_Try it_. Instruction for the listing below: copy exactly, and only, the lines from the one holding "Give me the" through its last line, omitting any picture.

_Supplied records_.
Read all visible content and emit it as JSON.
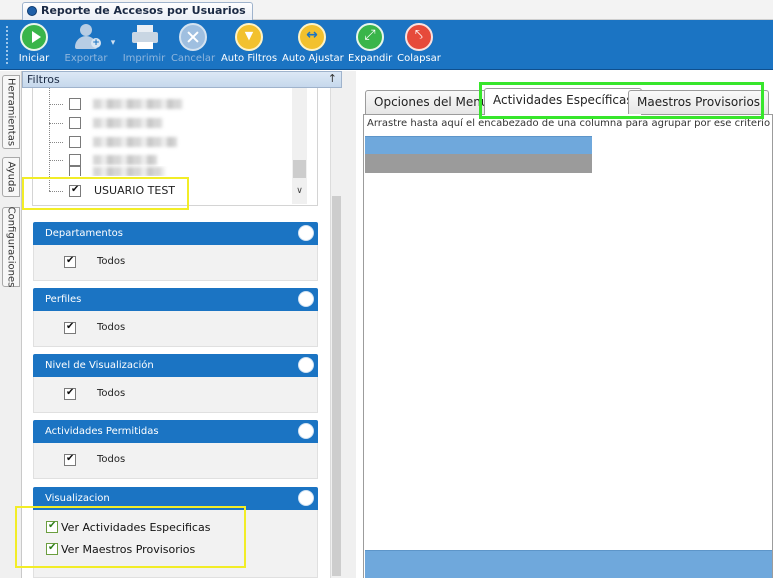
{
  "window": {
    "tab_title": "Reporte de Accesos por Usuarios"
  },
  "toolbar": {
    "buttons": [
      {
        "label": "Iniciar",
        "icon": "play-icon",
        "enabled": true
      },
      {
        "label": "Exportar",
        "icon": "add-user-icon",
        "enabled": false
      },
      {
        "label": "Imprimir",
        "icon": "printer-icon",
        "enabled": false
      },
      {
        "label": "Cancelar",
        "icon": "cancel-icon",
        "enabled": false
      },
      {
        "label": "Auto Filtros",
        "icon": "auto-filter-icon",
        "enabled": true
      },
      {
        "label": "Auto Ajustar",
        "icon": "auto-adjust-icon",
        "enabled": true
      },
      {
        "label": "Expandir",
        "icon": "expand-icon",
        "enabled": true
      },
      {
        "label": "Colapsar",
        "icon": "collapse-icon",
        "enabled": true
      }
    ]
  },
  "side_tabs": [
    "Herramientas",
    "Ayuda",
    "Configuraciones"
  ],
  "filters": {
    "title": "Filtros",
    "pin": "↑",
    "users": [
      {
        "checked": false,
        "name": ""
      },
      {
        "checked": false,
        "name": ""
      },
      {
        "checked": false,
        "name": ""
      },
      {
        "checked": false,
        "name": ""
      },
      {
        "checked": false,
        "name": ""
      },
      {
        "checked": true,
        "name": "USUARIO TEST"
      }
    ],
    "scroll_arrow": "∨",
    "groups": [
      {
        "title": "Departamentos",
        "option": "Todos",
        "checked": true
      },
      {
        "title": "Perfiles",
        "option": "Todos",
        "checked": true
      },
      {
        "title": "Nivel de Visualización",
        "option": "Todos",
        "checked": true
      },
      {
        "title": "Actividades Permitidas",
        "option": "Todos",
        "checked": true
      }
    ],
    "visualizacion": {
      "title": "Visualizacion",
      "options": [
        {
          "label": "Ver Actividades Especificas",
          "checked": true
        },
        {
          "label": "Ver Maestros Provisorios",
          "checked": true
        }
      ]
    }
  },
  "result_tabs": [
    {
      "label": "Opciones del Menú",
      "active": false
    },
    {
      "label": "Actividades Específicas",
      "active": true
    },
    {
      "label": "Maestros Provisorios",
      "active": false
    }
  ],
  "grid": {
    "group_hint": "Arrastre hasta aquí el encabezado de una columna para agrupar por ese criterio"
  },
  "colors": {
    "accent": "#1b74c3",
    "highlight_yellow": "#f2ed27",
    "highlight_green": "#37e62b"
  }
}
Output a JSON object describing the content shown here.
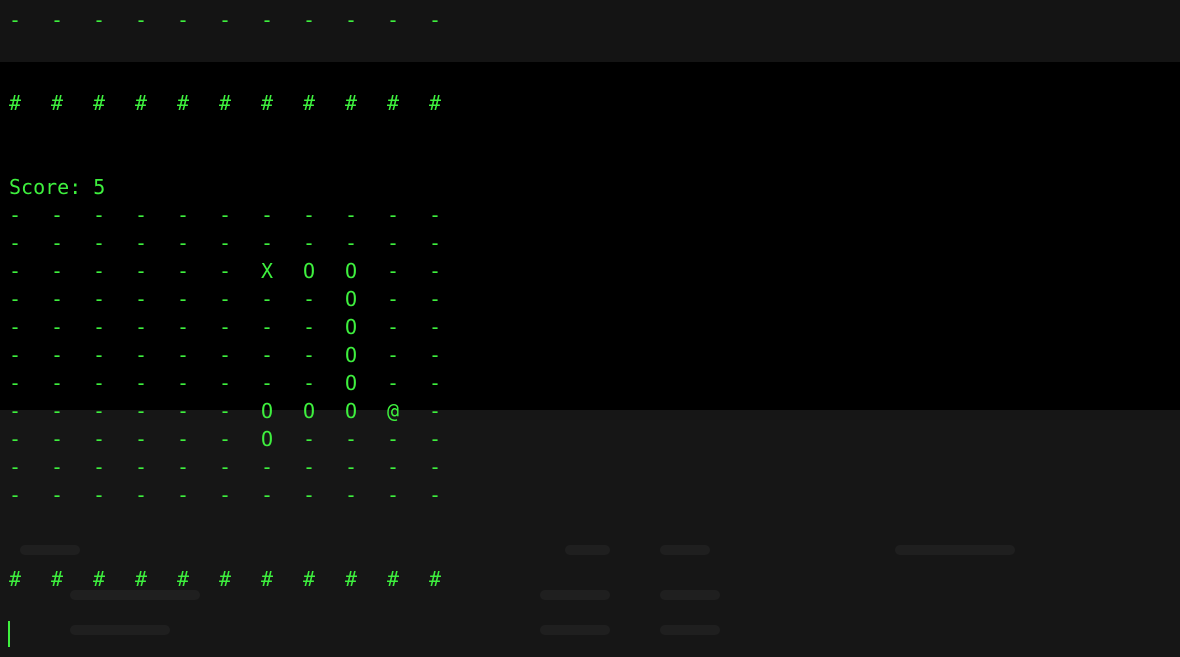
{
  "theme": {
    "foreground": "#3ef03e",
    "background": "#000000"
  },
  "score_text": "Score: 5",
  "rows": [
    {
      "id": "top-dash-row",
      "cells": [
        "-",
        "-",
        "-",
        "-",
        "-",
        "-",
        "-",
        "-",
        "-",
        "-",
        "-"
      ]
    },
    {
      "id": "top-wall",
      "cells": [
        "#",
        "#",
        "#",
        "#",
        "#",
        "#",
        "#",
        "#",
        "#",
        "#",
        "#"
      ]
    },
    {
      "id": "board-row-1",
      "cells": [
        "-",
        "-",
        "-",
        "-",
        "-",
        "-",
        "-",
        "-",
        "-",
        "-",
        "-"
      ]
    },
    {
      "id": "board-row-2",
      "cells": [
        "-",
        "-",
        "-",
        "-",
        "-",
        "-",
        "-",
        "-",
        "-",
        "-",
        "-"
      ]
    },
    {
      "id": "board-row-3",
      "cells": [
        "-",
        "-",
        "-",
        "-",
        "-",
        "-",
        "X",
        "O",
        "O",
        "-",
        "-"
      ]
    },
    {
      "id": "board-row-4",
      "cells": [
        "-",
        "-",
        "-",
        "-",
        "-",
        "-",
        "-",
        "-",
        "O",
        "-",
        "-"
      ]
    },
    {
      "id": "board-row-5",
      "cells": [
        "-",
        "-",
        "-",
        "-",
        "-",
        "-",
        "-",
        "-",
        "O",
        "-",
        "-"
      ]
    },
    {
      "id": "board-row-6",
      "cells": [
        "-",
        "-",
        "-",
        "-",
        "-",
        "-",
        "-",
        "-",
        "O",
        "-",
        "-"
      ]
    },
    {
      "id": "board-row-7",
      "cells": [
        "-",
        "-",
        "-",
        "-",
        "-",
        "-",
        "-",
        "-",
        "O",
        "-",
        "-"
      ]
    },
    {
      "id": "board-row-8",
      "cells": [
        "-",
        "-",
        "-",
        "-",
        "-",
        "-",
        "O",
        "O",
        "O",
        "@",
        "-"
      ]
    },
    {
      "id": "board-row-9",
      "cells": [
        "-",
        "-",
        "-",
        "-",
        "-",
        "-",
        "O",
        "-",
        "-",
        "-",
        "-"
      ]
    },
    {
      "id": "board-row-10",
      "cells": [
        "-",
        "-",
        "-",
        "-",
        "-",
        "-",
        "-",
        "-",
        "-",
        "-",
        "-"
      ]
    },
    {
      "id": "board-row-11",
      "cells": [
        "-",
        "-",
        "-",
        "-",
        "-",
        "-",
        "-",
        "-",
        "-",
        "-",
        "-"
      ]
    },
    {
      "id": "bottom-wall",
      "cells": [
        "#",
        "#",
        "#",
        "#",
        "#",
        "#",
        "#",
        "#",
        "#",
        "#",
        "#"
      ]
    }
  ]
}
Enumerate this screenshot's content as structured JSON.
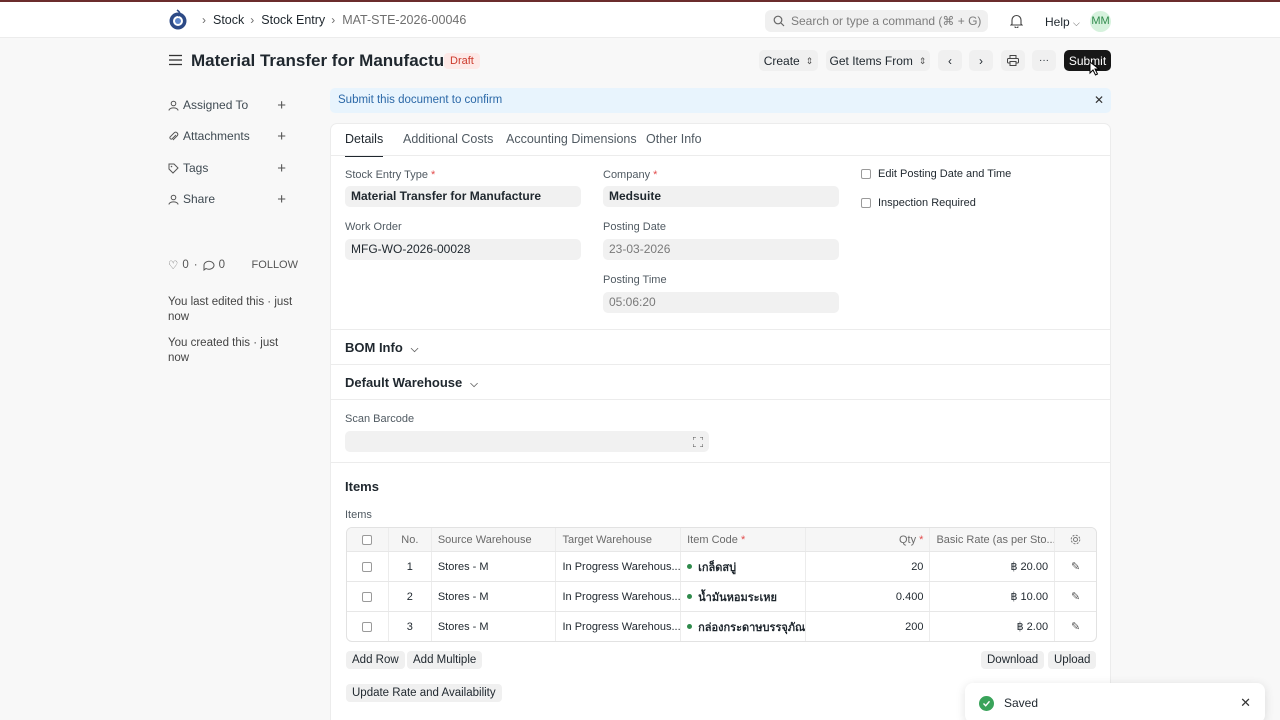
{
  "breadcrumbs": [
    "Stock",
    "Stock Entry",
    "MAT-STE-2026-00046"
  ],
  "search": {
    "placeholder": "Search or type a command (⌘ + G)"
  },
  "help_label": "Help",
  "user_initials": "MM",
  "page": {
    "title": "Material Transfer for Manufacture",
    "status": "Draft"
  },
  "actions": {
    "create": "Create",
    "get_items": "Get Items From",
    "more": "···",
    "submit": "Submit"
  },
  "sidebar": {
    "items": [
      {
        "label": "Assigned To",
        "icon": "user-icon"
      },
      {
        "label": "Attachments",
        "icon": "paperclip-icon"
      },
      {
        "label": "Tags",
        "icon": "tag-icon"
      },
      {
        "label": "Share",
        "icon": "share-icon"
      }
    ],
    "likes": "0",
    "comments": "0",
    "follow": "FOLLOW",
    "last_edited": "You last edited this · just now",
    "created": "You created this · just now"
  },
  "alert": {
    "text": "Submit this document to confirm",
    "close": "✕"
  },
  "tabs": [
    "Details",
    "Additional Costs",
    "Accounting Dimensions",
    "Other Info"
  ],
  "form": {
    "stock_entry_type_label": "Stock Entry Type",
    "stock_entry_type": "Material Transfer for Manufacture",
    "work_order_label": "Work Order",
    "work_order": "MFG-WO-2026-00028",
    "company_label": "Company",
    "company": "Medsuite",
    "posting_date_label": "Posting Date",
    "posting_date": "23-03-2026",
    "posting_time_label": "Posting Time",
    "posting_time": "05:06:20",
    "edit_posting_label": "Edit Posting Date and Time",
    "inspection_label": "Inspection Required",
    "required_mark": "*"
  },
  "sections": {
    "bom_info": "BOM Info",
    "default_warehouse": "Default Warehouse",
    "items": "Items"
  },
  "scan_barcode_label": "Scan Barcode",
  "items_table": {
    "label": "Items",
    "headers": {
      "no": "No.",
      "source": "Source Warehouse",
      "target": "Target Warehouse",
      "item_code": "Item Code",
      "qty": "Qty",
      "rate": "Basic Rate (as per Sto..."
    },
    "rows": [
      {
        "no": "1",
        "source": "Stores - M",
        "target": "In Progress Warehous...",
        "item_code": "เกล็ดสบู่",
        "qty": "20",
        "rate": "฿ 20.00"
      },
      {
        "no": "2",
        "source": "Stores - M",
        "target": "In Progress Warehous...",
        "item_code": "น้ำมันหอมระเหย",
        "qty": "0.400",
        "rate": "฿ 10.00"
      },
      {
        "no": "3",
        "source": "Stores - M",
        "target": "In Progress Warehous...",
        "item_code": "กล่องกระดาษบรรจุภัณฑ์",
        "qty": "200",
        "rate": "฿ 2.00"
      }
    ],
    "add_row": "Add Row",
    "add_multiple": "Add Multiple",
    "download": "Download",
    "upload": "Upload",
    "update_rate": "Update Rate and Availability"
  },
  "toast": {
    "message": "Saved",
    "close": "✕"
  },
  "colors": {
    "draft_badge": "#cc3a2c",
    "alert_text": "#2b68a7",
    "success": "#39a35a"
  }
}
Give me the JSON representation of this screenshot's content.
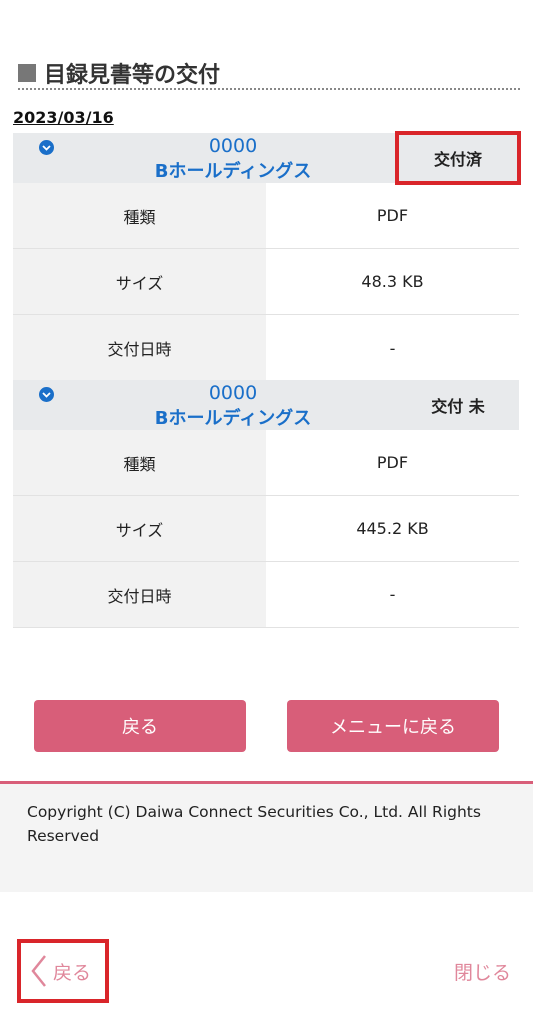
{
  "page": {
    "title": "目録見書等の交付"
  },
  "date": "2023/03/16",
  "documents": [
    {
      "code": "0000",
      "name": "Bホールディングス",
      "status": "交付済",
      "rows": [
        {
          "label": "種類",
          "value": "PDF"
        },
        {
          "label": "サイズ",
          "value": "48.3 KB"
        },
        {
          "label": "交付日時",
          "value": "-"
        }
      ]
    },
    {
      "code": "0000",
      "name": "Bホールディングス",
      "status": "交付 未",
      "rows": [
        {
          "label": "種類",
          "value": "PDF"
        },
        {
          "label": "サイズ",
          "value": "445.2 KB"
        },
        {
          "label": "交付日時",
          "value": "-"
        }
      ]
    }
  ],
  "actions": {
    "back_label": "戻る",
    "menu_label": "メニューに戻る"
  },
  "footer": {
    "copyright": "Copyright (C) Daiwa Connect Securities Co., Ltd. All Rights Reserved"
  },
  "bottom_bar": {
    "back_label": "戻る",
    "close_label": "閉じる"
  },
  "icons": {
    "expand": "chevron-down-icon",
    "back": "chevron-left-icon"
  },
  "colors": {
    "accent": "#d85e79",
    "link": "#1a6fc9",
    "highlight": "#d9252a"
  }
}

_Reply to the task_.
Give me the JSON representation of this screenshot's content.
{
  "page": {
    "title": "目録見書等の交付"
  },
  "date": "2023/03/16",
  "documents": [
    {
      "code": "0000",
      "name": "Bホールディングス",
      "status": "交付済",
      "rows": [
        {
          "label": "種類",
          "value": "PDF"
        },
        {
          "label": "サイズ",
          "value": "48.3 KB"
        },
        {
          "label": "交付日時",
          "value": "-"
        }
      ]
    },
    {
      "code": "0000",
      "name": "Bホールディングス",
      "status": "交付 未",
      "rows": [
        {
          "label": "種類",
          "value": "PDF"
        },
        {
          "label": "サイズ",
          "value": "445.2 KB"
        },
        {
          "label": "交付日時",
          "value": "-"
        }
      ]
    }
  ],
  "actions": {
    "back_label": "戻る",
    "menu_label": "メニューに戻る"
  },
  "footer": {
    "copyright": "Copyright (C) Daiwa Connect Securities Co., Ltd. All Rights Reserved"
  },
  "bottom_bar": {
    "back_label": "戻る",
    "close_label": "閉じる"
  },
  "icons": {
    "expand": "chevron-down-icon",
    "back": "chevron-left-icon"
  },
  "colors": {
    "accent": "#d85e79",
    "link": "#1a6fc9",
    "highlight": "#d9252a"
  }
}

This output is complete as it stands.